I hear the arguments that Bannister Street is not a great street and has little heritage value and already some pretty average buildings, and that to just add a little loft does not have much impact on the streetscape and surroundings, but that does not cut it for me. It should be a matter of principle to not award discretionary height in the West End unless a very, very good case can be made that is would be the very best heritage outcome for the building, the streetscape and the West End. There would not be very many projects that would apply to.
Yes to modern development for inner city Fremantle, but only with extreme restraint and exceptional architecture.
The Federal Government’s green energy arm ARENA will be funding $1 million into a micro-grid project in White Gum Valley.
The solar battery technology will allow the apartments on the former Kim Beazley school site to store and trade power. This is the first trial in the world of the micro-grid technology.
The Landcorp solar energy project that will cost a total of $3 million will have solar panels and batteries installed at four apartment buildings on the WGV development site at Stevens Street.
Strata companies who manage the apartment can sell the electricity to tenants, so they don’t have to buy their power from Synergy. It is estimated that the strata companies would be able to sell electricity to tenants and home owners cheaper, or at the same price as Synergy does, while the owners and occupiers of the apartments will be allowed to sell power to other apartments if they don’t use all the power generated.
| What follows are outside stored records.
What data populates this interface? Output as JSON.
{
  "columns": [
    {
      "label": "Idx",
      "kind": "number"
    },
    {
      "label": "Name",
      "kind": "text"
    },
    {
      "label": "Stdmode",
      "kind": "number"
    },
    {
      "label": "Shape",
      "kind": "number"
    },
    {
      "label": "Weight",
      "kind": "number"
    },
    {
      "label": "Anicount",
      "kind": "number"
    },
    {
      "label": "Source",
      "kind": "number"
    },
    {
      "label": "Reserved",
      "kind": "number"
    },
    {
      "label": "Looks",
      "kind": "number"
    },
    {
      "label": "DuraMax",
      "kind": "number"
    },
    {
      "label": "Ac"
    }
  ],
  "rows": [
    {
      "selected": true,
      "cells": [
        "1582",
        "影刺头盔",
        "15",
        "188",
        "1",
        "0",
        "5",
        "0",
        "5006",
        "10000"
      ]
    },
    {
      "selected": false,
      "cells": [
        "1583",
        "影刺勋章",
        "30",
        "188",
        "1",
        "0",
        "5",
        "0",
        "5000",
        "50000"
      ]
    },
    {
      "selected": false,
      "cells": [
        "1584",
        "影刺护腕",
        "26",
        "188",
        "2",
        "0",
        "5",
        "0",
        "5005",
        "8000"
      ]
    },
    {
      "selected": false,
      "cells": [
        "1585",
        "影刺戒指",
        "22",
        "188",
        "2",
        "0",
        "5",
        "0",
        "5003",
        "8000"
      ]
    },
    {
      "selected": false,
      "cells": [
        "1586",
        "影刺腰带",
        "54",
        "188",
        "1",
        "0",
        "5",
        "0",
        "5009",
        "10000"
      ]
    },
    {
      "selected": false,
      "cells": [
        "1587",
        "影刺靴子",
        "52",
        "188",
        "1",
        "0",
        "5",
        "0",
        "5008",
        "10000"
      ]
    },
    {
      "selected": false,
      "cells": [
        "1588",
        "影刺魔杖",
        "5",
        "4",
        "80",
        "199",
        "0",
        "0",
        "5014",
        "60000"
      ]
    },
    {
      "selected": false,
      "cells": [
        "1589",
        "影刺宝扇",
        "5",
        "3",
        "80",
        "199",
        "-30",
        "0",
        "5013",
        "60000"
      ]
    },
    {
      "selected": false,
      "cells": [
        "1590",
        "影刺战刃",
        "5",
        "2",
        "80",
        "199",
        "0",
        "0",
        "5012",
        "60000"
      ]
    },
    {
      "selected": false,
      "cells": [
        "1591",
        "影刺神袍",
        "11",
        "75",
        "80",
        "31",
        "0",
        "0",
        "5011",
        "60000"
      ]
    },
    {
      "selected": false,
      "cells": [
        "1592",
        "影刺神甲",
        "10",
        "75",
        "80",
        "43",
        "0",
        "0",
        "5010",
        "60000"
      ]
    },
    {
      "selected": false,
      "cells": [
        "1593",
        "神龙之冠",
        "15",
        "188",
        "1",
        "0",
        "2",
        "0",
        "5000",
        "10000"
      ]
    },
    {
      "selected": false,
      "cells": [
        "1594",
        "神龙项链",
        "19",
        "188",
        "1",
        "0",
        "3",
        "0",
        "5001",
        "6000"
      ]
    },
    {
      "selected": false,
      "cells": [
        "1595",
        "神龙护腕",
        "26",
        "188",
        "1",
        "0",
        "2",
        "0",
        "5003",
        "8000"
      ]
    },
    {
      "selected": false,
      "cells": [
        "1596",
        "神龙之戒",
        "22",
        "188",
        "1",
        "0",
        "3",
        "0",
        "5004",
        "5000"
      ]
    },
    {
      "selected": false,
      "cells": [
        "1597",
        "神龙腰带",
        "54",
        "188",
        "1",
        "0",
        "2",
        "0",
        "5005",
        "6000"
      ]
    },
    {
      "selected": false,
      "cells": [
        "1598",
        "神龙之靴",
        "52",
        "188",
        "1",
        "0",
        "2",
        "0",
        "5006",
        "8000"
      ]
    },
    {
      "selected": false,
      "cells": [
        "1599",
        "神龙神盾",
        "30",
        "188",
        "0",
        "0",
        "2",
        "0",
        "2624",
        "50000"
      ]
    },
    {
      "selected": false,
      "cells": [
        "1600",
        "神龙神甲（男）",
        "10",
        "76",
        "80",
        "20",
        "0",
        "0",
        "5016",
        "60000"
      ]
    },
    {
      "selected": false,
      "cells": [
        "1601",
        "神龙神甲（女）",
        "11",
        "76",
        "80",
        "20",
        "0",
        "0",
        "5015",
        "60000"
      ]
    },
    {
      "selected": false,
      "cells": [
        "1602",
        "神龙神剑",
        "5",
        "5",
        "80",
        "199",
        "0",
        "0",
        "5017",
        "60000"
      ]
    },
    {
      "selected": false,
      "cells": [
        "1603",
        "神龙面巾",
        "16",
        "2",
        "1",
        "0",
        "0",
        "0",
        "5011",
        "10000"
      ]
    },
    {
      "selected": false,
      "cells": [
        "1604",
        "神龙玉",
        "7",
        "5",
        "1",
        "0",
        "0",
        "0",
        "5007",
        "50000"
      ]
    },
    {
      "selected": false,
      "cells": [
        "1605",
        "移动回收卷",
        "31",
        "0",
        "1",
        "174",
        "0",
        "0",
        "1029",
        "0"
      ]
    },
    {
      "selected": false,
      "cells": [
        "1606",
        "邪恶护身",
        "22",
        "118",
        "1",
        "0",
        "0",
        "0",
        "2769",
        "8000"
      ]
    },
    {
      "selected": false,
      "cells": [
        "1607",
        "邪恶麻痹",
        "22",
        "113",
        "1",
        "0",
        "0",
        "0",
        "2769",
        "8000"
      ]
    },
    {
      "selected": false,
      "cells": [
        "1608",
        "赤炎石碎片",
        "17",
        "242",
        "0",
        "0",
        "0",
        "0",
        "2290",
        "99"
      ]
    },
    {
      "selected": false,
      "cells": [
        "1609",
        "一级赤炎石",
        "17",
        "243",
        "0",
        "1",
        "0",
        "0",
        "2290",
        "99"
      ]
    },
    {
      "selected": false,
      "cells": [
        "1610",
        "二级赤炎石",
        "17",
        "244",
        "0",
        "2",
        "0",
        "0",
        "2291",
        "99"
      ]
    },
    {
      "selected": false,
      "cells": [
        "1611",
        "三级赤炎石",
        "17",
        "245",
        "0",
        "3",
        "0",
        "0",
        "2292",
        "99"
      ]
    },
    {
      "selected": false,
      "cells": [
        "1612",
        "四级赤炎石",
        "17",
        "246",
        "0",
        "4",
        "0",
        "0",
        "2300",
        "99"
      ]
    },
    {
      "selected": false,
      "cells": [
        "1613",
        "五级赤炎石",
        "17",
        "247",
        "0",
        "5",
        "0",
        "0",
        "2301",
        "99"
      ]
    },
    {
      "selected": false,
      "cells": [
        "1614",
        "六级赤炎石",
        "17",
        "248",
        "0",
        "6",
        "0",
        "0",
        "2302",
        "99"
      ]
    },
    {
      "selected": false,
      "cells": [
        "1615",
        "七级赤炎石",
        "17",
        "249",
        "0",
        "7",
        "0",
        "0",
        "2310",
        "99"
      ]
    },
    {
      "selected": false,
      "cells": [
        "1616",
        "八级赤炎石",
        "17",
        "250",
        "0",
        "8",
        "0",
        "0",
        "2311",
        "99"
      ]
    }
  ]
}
The development has received criticism from the White Gum Valley community because nearly 100 trees were killed to make way for the development. Solar energy does not like large trees around buildings as they impact on how much sun light the solar panels receive.